The group, led by Victoria University's John Hine, was tasked in March with reviewing and making recommendations on the framework within which the domain name system for the .nz country-code domain is administered and managed. Its members include council chair Peter Dengate Thrush and Isocnz's well-regarded executive director Sue Leader, both in an ex-officio capacity.
Recommendations in its draft report include the adoption of an ICANN-style shared registry system, under which the registry database and customer service functions of the DNS would be separated - meaning Domainz would compete on the same basis as other organisations which wish to act as registrars. Registars - typically ISPs and Internmet developers - can currently act only as agents for Domainz.

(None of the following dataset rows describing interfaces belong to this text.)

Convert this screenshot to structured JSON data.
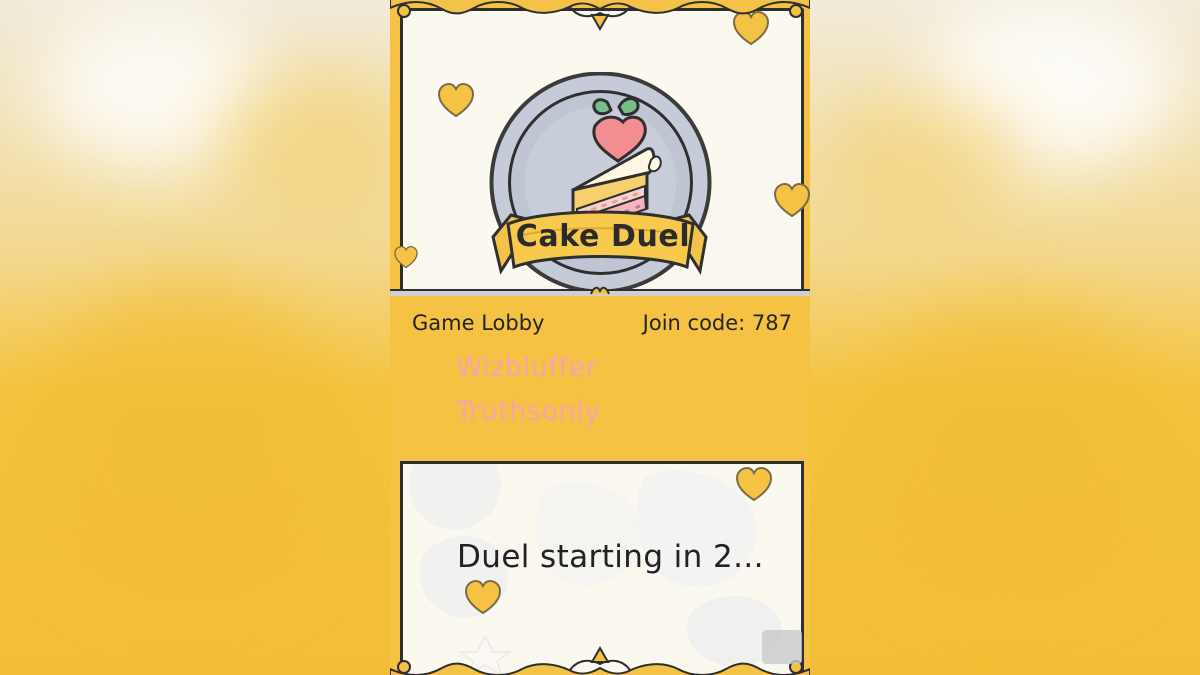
{
  "game": {
    "title": "Cake Duel"
  },
  "lobby": {
    "heading": "Game Lobby",
    "join_code": "Join code: 787",
    "players": [
      {
        "name": "Wizbluffer"
      },
      {
        "name": "Truthsonly"
      }
    ]
  },
  "status": {
    "countdown": "Duel starting in 2..."
  },
  "icons": {
    "logo": "cake-slice-icon",
    "decorations": "heart-icon",
    "border": "ornament-icon"
  },
  "colors": {
    "frame_yellow": "#f5c243",
    "player_pink": "#f7a4ad",
    "panel_cream": "#fbf8f0"
  }
}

But after the draft was presented to the Isocnz council meeting on May 26, the council passed a motion that "the Working Group report be rewritten, with the recommendations deleted and replaced by a number of key questions on which further input and discussion is invited, and presented" at the Isocnz AGM on June 23.
The motion was moved by council secretary Frank March and is based on a response written by March before the working group's draft report was published. The motion was seconded by councillor Andrew Mason, who is currently working as a consultant on implementation of the troubled Domainz Registry System - which would effectively be replaced under the Hine group's recommendations.

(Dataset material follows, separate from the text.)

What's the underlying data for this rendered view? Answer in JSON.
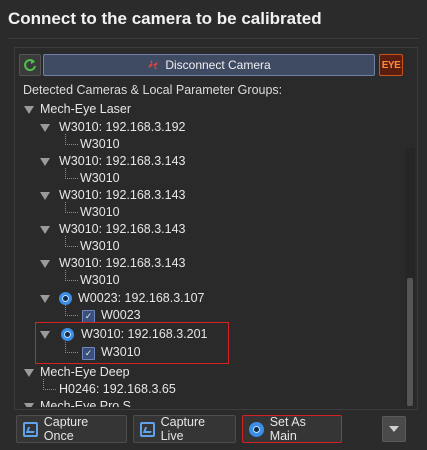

But the council may have no choice but to debate the Hine recommendations at its AGM. Former council member David Farrar says he has had motions bearing "very close resemblance to the recommendation[s] in the report" accepted for the AGM agenda.
With eight councillors - including Jim Higgins, whose dual role on the council and the board of Domainz has been the subject of criticism - ending their terms as of the AGM, June 23 is shaping up as a pivotal day for Isocnz and its registry business.
The recommendations listed in the draft report's executive summary are as follows:
1. That Isocnz adopt a Shared Registry Model for administering the DNS within .nz. This should be implemented by removing the Registry function from Domainz and maintaining Domainz as a Registrar.
2. That Isocnz establish an Implementation Team consisting of representatives of appropriate Council Committees and Working Groups, an industry representative and contracted project manager to oversee the transition.
3. Requirements to become a Registrar should be minimal: a legal entity willing to sign its contract and pay its invoices.
4. The charging regime use by the Registry should be as neutral as possible, reflecting the Registrars use of the Registry. A monthly charge should include a fixed or minimum component equivalent to approximately 100 names.
5. The information held in the Registry for each name should be that information required for the correct operation of the DNS, identification and authentication of both the responsible Registrar and the Registrant, and technical and administrative contacts for the name.
6. Isocnz should establish policy setting standards for the governance of the .nz portion of the DNS. This policy should be enforced through contracts.
7. Isocnz should adopt a Statement of Best Practice. This statement should be instrumental in the governance of the Registry and in the development of working relationships with Registrars.
8. A standing committee should be established to maintain liaison between Isocnz, the Registry and the Registrars.
9. Isocnz should consult with its legal advisors with a view to establishing a method for funding DNS policy development that is fully transparent and subject to annual approval of the membership.